“excellent…” – Nate Chinen/The New York Times

“This music is so personal yet so universal, heartfelt, challenging and alive.” – Richard Kamins/Step Tempest

Anders Nilsson’s AORTA Ensemble – Eyal Harueveni/AllAbout Jazz
HOT & COLD [ANDERS NILSSON & AARON DUGAN] – Hog Wild Manifesto (Jungulous 03; USA) Hot & Cold features Anders Nilsson and Aaron Dugan on electric guitars. Swedish/New York guitarist, Anders Nilsson, has been juggling several projects over the past decade since moving to NY. Over the past two years, a handful of great discs have been released: a duo with Fay Victor, a trio (Kalabalik) with Raoul Bjorkenheim & Gerald Cleaver and a solo guitar CD. This week Anders has dropped off another fine duo disc with fellow Brooklyn-based guitarist Aaron Dugan. Mr. Dugan is a member of Roots Tonic, a great dub/metal trio whose first album was produced by Bill Laswell and who also back Hasidic rapper Matisyahu.
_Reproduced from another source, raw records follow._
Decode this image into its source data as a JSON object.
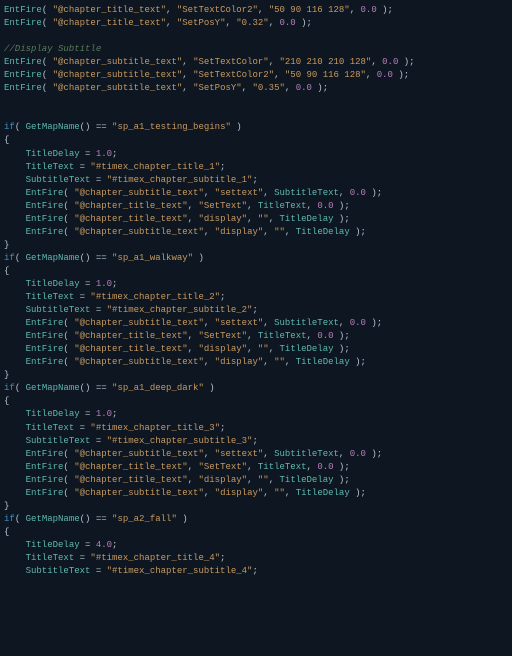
{
  "lines": [
    [
      [
        "f",
        "EntFire"
      ],
      [
        "p",
        "( "
      ],
      [
        "s",
        "\"@chapter_title_text\""
      ],
      [
        "p",
        ", "
      ],
      [
        "s",
        "\"SetTextColor2\""
      ],
      [
        "p",
        ", "
      ],
      [
        "s",
        "\"50 90 116 128\""
      ],
      [
        "p",
        ", "
      ],
      [
        "n",
        "0.0"
      ],
      [
        "p",
        " );"
      ]
    ],
    [
      [
        "f",
        "EntFire"
      ],
      [
        "p",
        "( "
      ],
      [
        "s",
        "\"@chapter_title_text\""
      ],
      [
        "p",
        ", "
      ],
      [
        "s",
        "\"SetPosY\""
      ],
      [
        "p",
        ", "
      ],
      [
        "s",
        "\"0.32\""
      ],
      [
        "p",
        ", "
      ],
      [
        "n",
        "0.0"
      ],
      [
        "p",
        " );"
      ]
    ],
    [],
    [
      [
        "c",
        "//Display Subtitle"
      ]
    ],
    [
      [
        "f",
        "EntFire"
      ],
      [
        "p",
        "( "
      ],
      [
        "s",
        "\"@chapter_subtitle_text\""
      ],
      [
        "p",
        ", "
      ],
      [
        "s",
        "\"SetTextColor\""
      ],
      [
        "p",
        ", "
      ],
      [
        "s",
        "\"210 210 210 128\""
      ],
      [
        "p",
        ", "
      ],
      [
        "n",
        "0.0"
      ],
      [
        "p",
        " );"
      ]
    ],
    [
      [
        "f",
        "EntFire"
      ],
      [
        "p",
        "( "
      ],
      [
        "s",
        "\"@chapter_subtitle_text\""
      ],
      [
        "p",
        ", "
      ],
      [
        "s",
        "\"SetTextColor2\""
      ],
      [
        "p",
        ", "
      ],
      [
        "s",
        "\"50 90 116 128\""
      ],
      [
        "p",
        ", "
      ],
      [
        "n",
        "0.0"
      ],
      [
        "p",
        " );"
      ]
    ],
    [
      [
        "f",
        "EntFire"
      ],
      [
        "p",
        "( "
      ],
      [
        "s",
        "\"@chapter_subtitle_text\""
      ],
      [
        "p",
        ", "
      ],
      [
        "s",
        "\"SetPosY\""
      ],
      [
        "p",
        ", "
      ],
      [
        "s",
        "\"0.35\""
      ],
      [
        "p",
        ", "
      ],
      [
        "n",
        "0.0"
      ],
      [
        "p",
        " );"
      ]
    ],
    [],
    [],
    [
      [
        "k",
        "if"
      ],
      [
        "p",
        "( "
      ],
      [
        "f",
        "GetMapName"
      ],
      [
        "p",
        "() == "
      ],
      [
        "s",
        "\"sp_a1_testing_begins\""
      ],
      [
        "p",
        " )"
      ]
    ],
    [
      [
        "p",
        "{"
      ]
    ],
    [
      [
        "p",
        "    "
      ],
      [
        "f",
        "TitleDelay"
      ],
      [
        "p",
        " = "
      ],
      [
        "n",
        "1.0"
      ],
      [
        "p",
        ";"
      ]
    ],
    [
      [
        "p",
        "    "
      ],
      [
        "f",
        "TitleText"
      ],
      [
        "p",
        " = "
      ],
      [
        "s",
        "\"#timex_chapter_title_1\""
      ],
      [
        "p",
        ";"
      ]
    ],
    [
      [
        "p",
        "    "
      ],
      [
        "f",
        "SubtitleText"
      ],
      [
        "p",
        " = "
      ],
      [
        "s",
        "\"#timex_chapter_subtitle_1\""
      ],
      [
        "p",
        ";"
      ]
    ],
    [
      [
        "p",
        "    "
      ],
      [
        "f",
        "EntFire"
      ],
      [
        "p",
        "( "
      ],
      [
        "s",
        "\"@chapter_subtitle_text\""
      ],
      [
        "p",
        ", "
      ],
      [
        "s",
        "\"settext\""
      ],
      [
        "p",
        ", "
      ],
      [
        "f",
        "SubtitleText"
      ],
      [
        "p",
        ", "
      ],
      [
        "n",
        "0.0"
      ],
      [
        "p",
        " );"
      ]
    ],
    [
      [
        "p",
        "    "
      ],
      [
        "f",
        "EntFire"
      ],
      [
        "p",
        "( "
      ],
      [
        "s",
        "\"@chapter_title_text\""
      ],
      [
        "p",
        ", "
      ],
      [
        "s",
        "\"SetText\""
      ],
      [
        "p",
        ", "
      ],
      [
        "f",
        "TitleText"
      ],
      [
        "p",
        ", "
      ],
      [
        "n",
        "0.0"
      ],
      [
        "p",
        " );"
      ]
    ],
    [
      [
        "p",
        "    "
      ],
      [
        "f",
        "EntFire"
      ],
      [
        "p",
        "( "
      ],
      [
        "s",
        "\"@chapter_title_text\""
      ],
      [
        "p",
        ", "
      ],
      [
        "s",
        "\"display\""
      ],
      [
        "p",
        ", "
      ],
      [
        "s",
        "\"\""
      ],
      [
        "p",
        ", "
      ],
      [
        "f",
        "TitleDelay"
      ],
      [
        "p",
        " );"
      ]
    ],
    [
      [
        "p",
        "    "
      ],
      [
        "f",
        "EntFire"
      ],
      [
        "p",
        "( "
      ],
      [
        "s",
        "\"@chapter_subtitle_text\""
      ],
      [
        "p",
        ", "
      ],
      [
        "s",
        "\"display\""
      ],
      [
        "p",
        ", "
      ],
      [
        "s",
        "\"\""
      ],
      [
        "p",
        ", "
      ],
      [
        "f",
        "TitleDelay"
      ],
      [
        "p",
        " );"
      ]
    ],
    [
      [
        "p",
        "}"
      ]
    ],
    [
      [
        "k",
        "if"
      ],
      [
        "p",
        "( "
      ],
      [
        "f",
        "GetMapName"
      ],
      [
        "p",
        "() == "
      ],
      [
        "s",
        "\"sp_a1_walkway\""
      ],
      [
        "p",
        " )"
      ]
    ],
    [
      [
        "p",
        "{"
      ]
    ],
    [
      [
        "p",
        "    "
      ],
      [
        "f",
        "TitleDelay"
      ],
      [
        "p",
        " = "
      ],
      [
        "n",
        "1.0"
      ],
      [
        "p",
        ";"
      ]
    ],
    [
      [
        "p",
        "    "
      ],
      [
        "f",
        "TitleText"
      ],
      [
        "p",
        " = "
      ],
      [
        "s",
        "\"#timex_chapter_title_2\""
      ],
      [
        "p",
        ";"
      ]
    ],
    [
      [
        "p",
        "    "
      ],
      [
        "f",
        "SubtitleText"
      ],
      [
        "p",
        " = "
      ],
      [
        "s",
        "\"#timex_chapter_subtitle_2\""
      ],
      [
        "p",
        ";"
      ]
    ],
    [
      [
        "p",
        "    "
      ],
      [
        "f",
        "EntFire"
      ],
      [
        "p",
        "( "
      ],
      [
        "s",
        "\"@chapter_subtitle_text\""
      ],
      [
        "p",
        ", "
      ],
      [
        "s",
        "\"settext\""
      ],
      [
        "p",
        ", "
      ],
      [
        "f",
        "SubtitleText"
      ],
      [
        "p",
        ", "
      ],
      [
        "n",
        "0.0"
      ],
      [
        "p",
        " );"
      ]
    ],
    [
      [
        "p",
        "    "
      ],
      [
        "f",
        "EntFire"
      ],
      [
        "p",
        "( "
      ],
      [
        "s",
        "\"@chapter_title_text\""
      ],
      [
        "p",
        ", "
      ],
      [
        "s",
        "\"SetText\""
      ],
      [
        "p",
        ", "
      ],
      [
        "f",
        "TitleText"
      ],
      [
        "p",
        ", "
      ],
      [
        "n",
        "0.0"
      ],
      [
        "p",
        " );"
      ]
    ],
    [
      [
        "p",
        "    "
      ],
      [
        "f",
        "EntFire"
      ],
      [
        "p",
        "( "
      ],
      [
        "s",
        "\"@chapter_title_text\""
      ],
      [
        "p",
        ", "
      ],
      [
        "s",
        "\"display\""
      ],
      [
        "p",
        ", "
      ],
      [
        "s",
        "\"\""
      ],
      [
        "p",
        ", "
      ],
      [
        "f",
        "TitleDelay"
      ],
      [
        "p",
        " );"
      ]
    ],
    [
      [
        "p",
        "    "
      ],
      [
        "f",
        "EntFire"
      ],
      [
        "p",
        "( "
      ],
      [
        "s",
        "\"@chapter_subtitle_text\""
      ],
      [
        "p",
        ", "
      ],
      [
        "s",
        "\"display\""
      ],
      [
        "p",
        ", "
      ],
      [
        "s",
        "\"\""
      ],
      [
        "p",
        ", "
      ],
      [
        "f",
        "TitleDelay"
      ],
      [
        "p",
        " );"
      ]
    ],
    [
      [
        "p",
        "}"
      ]
    ],
    [
      [
        "k",
        "if"
      ],
      [
        "p",
        "( "
      ],
      [
        "f",
        "GetMapName"
      ],
      [
        "p",
        "() == "
      ],
      [
        "s",
        "\"sp_a1_deep_dark\""
      ],
      [
        "p",
        " )"
      ]
    ],
    [
      [
        "p",
        "{"
      ]
    ],
    [
      [
        "p",
        "    "
      ],
      [
        "f",
        "TitleDelay"
      ],
      [
        "p",
        " = "
      ],
      [
        "n",
        "1.0"
      ],
      [
        "p",
        ";"
      ]
    ],
    [
      [
        "p",
        "    "
      ],
      [
        "f",
        "TitleText"
      ],
      [
        "p",
        " = "
      ],
      [
        "s",
        "\"#timex_chapter_title_3\""
      ],
      [
        "p",
        ";"
      ]
    ],
    [
      [
        "p",
        "    "
      ],
      [
        "f",
        "SubtitleText"
      ],
      [
        "p",
        " = "
      ],
      [
        "s",
        "\"#timex_chapter_subtitle_3\""
      ],
      [
        "p",
        ";"
      ]
    ],
    [
      [
        "p",
        "    "
      ],
      [
        "f",
        "EntFire"
      ],
      [
        "p",
        "( "
      ],
      [
        "s",
        "\"@chapter_subtitle_text\""
      ],
      [
        "p",
        ", "
      ],
      [
        "s",
        "\"settext\""
      ],
      [
        "p",
        ", "
      ],
      [
        "f",
        "SubtitleText"
      ],
      [
        "p",
        ", "
      ],
      [
        "n",
        "0.0"
      ],
      [
        "p",
        " );"
      ]
    ],
    [
      [
        "p",
        "    "
      ],
      [
        "f",
        "EntFire"
      ],
      [
        "p",
        "( "
      ],
      [
        "s",
        "\"@chapter_title_text\""
      ],
      [
        "p",
        ", "
      ],
      [
        "s",
        "\"SetText\""
      ],
      [
        "p",
        ", "
      ],
      [
        "f",
        "TitleText"
      ],
      [
        "p",
        ", "
      ],
      [
        "n",
        "0.0"
      ],
      [
        "p",
        " );"
      ]
    ],
    [
      [
        "p",
        "    "
      ],
      [
        "f",
        "EntFire"
      ],
      [
        "p",
        "( "
      ],
      [
        "s",
        "\"@chapter_title_text\""
      ],
      [
        "p",
        ", "
      ],
      [
        "s",
        "\"display\""
      ],
      [
        "p",
        ", "
      ],
      [
        "s",
        "\"\""
      ],
      [
        "p",
        ", "
      ],
      [
        "f",
        "TitleDelay"
      ],
      [
        "p",
        " );"
      ]
    ],
    [
      [
        "p",
        "    "
      ],
      [
        "f",
        "EntFire"
      ],
      [
        "p",
        "( "
      ],
      [
        "s",
        "\"@chapter_subtitle_text\""
      ],
      [
        "p",
        ", "
      ],
      [
        "s",
        "\"display\""
      ],
      [
        "p",
        ", "
      ],
      [
        "s",
        "\"\""
      ],
      [
        "p",
        ", "
      ],
      [
        "f",
        "TitleDelay"
      ],
      [
        "p",
        " );"
      ]
    ],
    [
      [
        "p",
        "}"
      ]
    ],
    [
      [
        "k",
        "if"
      ],
      [
        "p",
        "( "
      ],
      [
        "f",
        "GetMapName"
      ],
      [
        "p",
        "() == "
      ],
      [
        "s",
        "\"sp_a2_fall\""
      ],
      [
        "p",
        " )"
      ]
    ],
    [
      [
        "p",
        "{"
      ]
    ],
    [
      [
        "p",
        "    "
      ],
      [
        "f",
        "TitleDelay"
      ],
      [
        "p",
        " = "
      ],
      [
        "n",
        "4.0"
      ],
      [
        "p",
        ";"
      ]
    ],
    [
      [
        "p",
        "    "
      ],
      [
        "f",
        "TitleText"
      ],
      [
        "p",
        " = "
      ],
      [
        "s",
        "\"#timex_chapter_title_4\""
      ],
      [
        "p",
        ";"
      ]
    ],
    [
      [
        "p",
        "    "
      ],
      [
        "f",
        "SubtitleText"
      ],
      [
        "p",
        " = "
      ],
      [
        "s",
        "\"#timex_chapter_subtitle_4\""
      ],
      [
        "p",
        ";"
      ]
    ]
  ]
}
This is disc was recorded (in a studio), mixed & mastered by Kato Hideki (original bassist for Ground Zero and founder of Death Ambient). Although this duo is called Hot & Cold, perhaps it should be called Hot & Hotter. I dig the way the distortion (pedals) pushes things into a more intense light. There is a great section in the middle of “Hogwild Manifesto” in which both guitarists play short (what sounds like) written line together before they trade licks and play some counterpoint with infectious yet twisted harmonies. Although short, it does remind me of those epic progressive or fusion double guitar passages that were popular in the mid-seventies. “For Albert” is a short (3 & 1/3 minute) ballad which is calm and eloquent. A perfect interlude between the two longer pieces of this disc. Stylistically these players are not so far apart and consistently complement each other. I love the short sludge section in the first part “Night Juice Agenda”, both the sustained toned sounds and trading of licks are exciting and engrossing. The well integrated picking, interplay and choice of textures again makes this sound more like some progressive epic unfolding over a long period of time or album side length. At about 30 minutes, I kinda wished this would go one for another epic but it still seems completely fulfilling nonetheless. Just have to listen to it again and again. – Bruce Lee Gallanter, Downtown Music Gallery